● **RECORDS FOR THE TASK**
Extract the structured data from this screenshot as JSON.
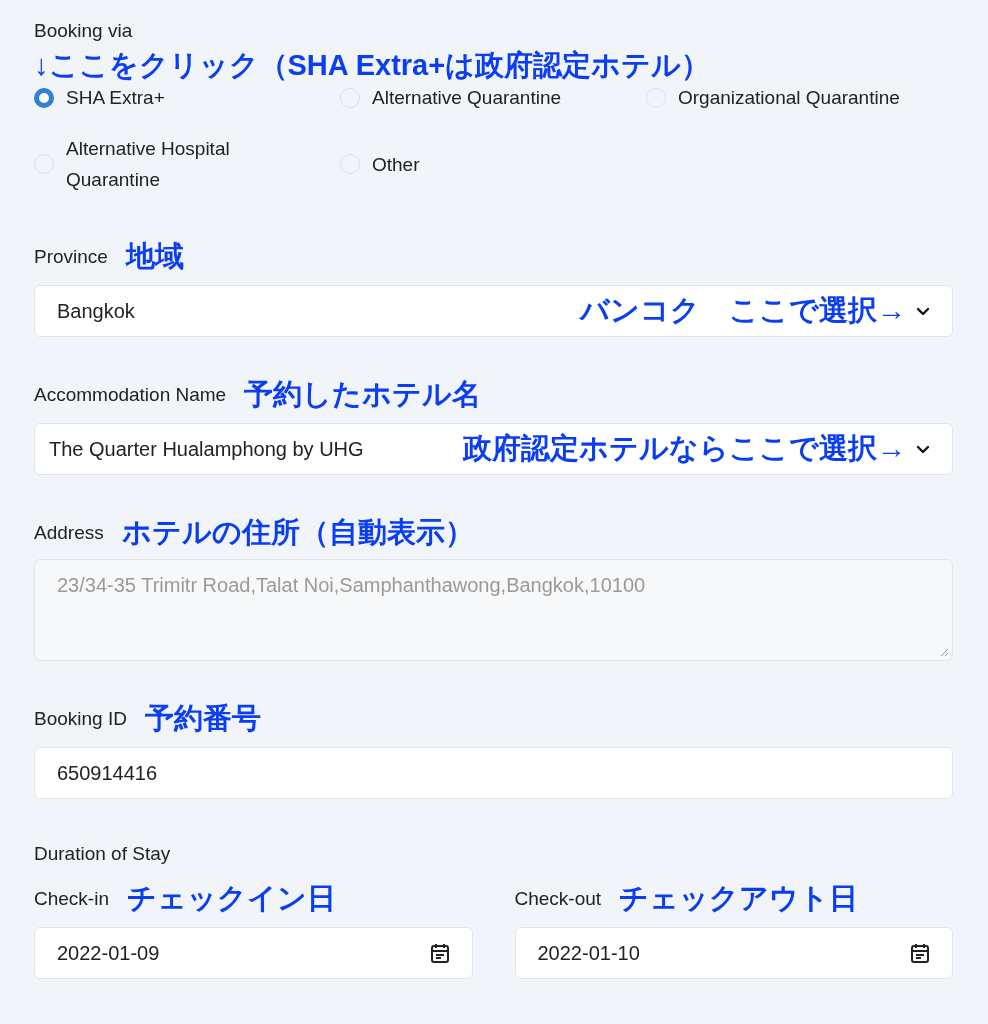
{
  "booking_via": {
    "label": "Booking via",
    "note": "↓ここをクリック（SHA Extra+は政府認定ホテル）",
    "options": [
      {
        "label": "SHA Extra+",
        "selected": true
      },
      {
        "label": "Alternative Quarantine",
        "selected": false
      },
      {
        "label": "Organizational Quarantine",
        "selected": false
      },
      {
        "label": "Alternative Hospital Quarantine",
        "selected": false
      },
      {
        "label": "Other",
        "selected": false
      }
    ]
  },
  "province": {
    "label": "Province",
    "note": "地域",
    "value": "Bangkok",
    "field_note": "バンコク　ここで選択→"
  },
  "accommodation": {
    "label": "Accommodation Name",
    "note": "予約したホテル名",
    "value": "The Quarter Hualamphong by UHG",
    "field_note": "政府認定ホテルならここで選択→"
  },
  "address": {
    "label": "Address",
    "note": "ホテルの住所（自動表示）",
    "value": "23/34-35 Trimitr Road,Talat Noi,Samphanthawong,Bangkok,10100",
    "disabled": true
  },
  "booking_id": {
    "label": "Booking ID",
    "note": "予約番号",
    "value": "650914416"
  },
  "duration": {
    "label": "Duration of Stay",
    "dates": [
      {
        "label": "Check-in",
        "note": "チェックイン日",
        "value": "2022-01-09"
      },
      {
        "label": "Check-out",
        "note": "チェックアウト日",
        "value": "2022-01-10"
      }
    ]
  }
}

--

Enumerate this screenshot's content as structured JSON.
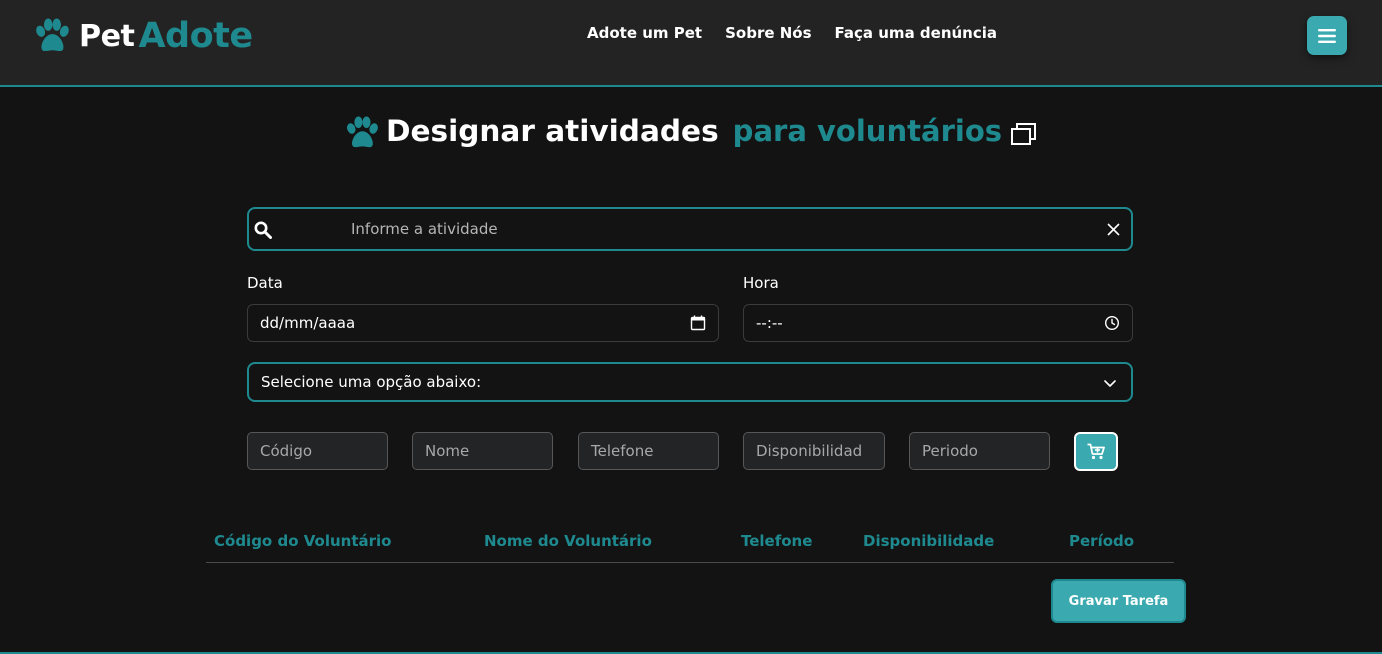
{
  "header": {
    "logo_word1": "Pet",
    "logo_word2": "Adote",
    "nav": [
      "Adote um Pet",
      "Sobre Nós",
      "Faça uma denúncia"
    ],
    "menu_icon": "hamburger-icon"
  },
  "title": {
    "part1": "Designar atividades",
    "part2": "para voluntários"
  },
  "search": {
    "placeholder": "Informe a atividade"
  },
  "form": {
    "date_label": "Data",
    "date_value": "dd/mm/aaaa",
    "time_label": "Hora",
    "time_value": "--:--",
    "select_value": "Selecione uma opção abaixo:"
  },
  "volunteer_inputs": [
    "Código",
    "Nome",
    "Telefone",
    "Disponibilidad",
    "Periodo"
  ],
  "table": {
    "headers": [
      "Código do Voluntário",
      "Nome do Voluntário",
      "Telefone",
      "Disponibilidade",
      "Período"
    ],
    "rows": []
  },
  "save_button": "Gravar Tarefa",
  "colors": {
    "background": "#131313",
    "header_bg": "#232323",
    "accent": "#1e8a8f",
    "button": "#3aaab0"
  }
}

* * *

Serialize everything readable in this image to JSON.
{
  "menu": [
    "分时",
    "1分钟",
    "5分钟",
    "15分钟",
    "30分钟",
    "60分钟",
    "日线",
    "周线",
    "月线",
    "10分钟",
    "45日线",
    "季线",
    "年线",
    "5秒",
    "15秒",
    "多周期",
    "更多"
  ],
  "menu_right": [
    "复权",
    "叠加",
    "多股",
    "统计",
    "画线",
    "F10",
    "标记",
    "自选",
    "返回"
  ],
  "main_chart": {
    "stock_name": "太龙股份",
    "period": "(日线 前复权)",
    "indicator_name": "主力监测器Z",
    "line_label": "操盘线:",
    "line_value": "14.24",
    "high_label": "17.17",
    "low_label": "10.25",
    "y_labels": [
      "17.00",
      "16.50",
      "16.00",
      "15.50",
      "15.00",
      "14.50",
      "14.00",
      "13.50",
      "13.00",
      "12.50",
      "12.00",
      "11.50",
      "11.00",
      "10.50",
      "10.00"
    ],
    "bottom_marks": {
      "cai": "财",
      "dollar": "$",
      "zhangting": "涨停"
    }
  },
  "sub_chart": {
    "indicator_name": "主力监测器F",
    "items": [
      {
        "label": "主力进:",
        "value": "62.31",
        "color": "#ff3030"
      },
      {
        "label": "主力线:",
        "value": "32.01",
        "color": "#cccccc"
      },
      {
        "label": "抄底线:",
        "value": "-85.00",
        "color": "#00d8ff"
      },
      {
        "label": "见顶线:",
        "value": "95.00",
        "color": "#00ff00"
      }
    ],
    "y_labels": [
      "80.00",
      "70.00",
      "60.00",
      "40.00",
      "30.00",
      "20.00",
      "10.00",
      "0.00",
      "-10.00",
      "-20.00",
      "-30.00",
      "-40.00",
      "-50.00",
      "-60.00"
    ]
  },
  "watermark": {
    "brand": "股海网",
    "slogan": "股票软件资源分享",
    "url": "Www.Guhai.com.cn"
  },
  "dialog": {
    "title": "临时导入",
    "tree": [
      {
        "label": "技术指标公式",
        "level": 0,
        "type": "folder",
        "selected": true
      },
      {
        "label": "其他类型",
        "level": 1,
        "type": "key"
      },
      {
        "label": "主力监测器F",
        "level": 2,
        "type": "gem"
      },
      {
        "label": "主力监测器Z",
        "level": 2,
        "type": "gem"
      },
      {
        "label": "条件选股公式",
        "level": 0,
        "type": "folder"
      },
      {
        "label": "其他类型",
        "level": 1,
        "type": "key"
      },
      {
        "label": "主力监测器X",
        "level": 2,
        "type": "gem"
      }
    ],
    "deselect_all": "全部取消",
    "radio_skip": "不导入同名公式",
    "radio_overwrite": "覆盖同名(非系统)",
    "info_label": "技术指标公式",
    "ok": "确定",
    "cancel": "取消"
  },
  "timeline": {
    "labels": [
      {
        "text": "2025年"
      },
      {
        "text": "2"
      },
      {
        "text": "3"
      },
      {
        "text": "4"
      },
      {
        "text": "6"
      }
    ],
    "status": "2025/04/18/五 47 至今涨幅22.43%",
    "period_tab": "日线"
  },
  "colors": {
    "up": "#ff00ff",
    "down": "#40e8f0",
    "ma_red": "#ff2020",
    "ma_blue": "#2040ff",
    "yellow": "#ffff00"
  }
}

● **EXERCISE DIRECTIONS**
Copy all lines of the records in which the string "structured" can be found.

● **RESPONSE TO THIS EXERCISE**
Extract the structured data from this screenshot as JSON.
Enumerate this screenshot's content as structured JSON.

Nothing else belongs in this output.